"I am never bothered by the fact that I am tall," he says as the waiter clears the table. "When I was younger I was bothered, but not now. My height is a gift from God. That is what I say. I did not create it. What would I do if my wife had five sets of twins? Would I throw some of them in the ocean because I did not want them? We take our gift. I do not say anything bad about someone who is short or someone who is fat. You have to live with what you are given.

"Who knows what God may be dreaming of for us? There is a reason. Look at what he has dreamed of for me."

In Milwaukee, two Wisconsin kids appear with a bedsheet with the words MANUTE FAN CLUB painted across the front. They have done this for three years, going only to the games Manute plays. They say they like him because he seems to be a good guy and is "unique." In Cleveland, Manute somehow winds up with the ball twice halfway between midcourt and the three-point circle. The crowd immediately yells, "Shoot!" each time. He does not shoot. In Indianapolis, an older man behind the bench yells mean things at Barkley. Manute turns around and says, "Do you know that old men have heart attacks every day when they become excited? I would not become so excited if I were you." The man keeps quiet.

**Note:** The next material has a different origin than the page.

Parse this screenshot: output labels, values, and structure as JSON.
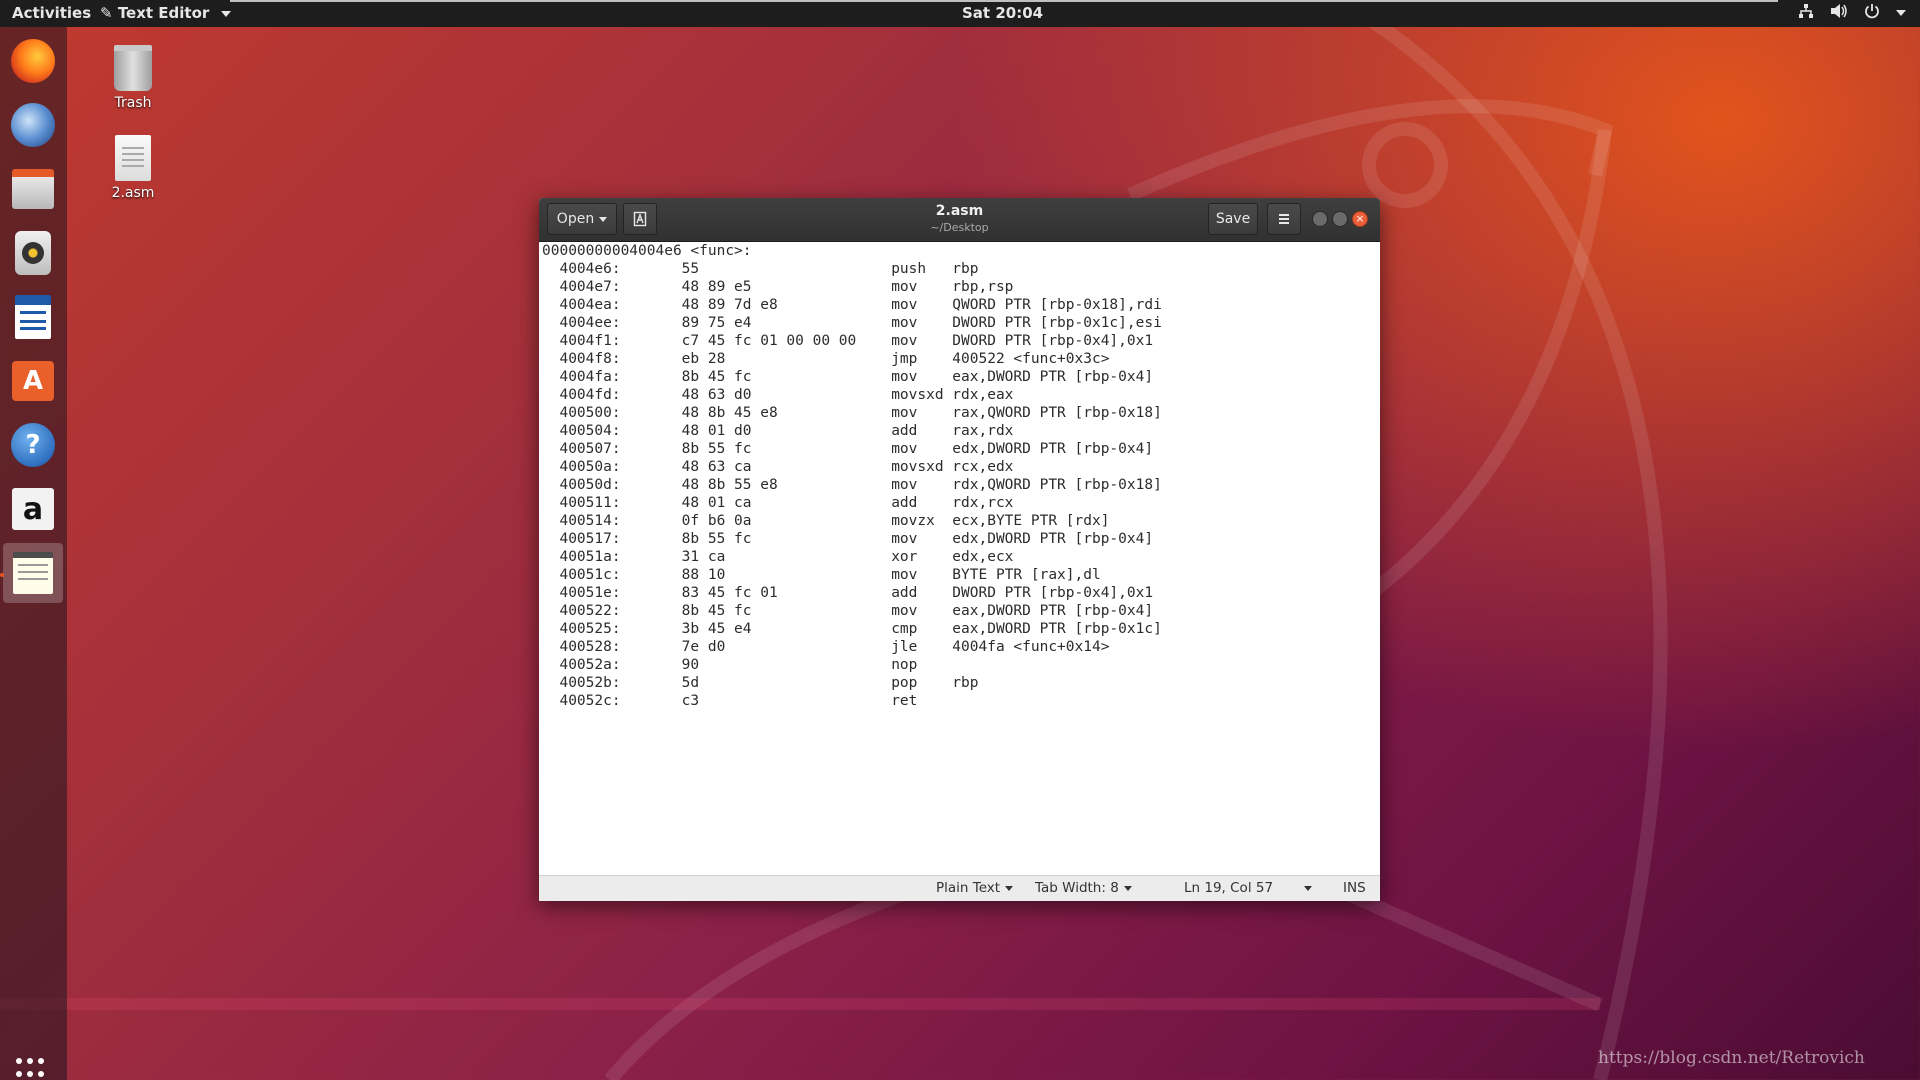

The Sixers are tromped in Milwaukee, 141-111. They are tromped again in Cleveland, 104-88. In Indianapolis, they rebound with a 108-100 win. In celebration, Barkley goes through a series of handshakes with Manute. Manute then bends down and the two men rub heads together.

"I love to win, dude," Manute says. "I love to win."

He has scored two points in the three games. He has collected seven rebounds. He has blocked three shots. The numbers are really not important.





Manute considers his size a special gift, which it certainly is in the NBA.



That Bol looms over most rivals helps explain his 2.47 blocks per game.



Bol has added new dimensions to hijinks of Mahorn (left) Barkley.



Slim as an eel, long-limbed as an octopus, Manute is a rare marine creature.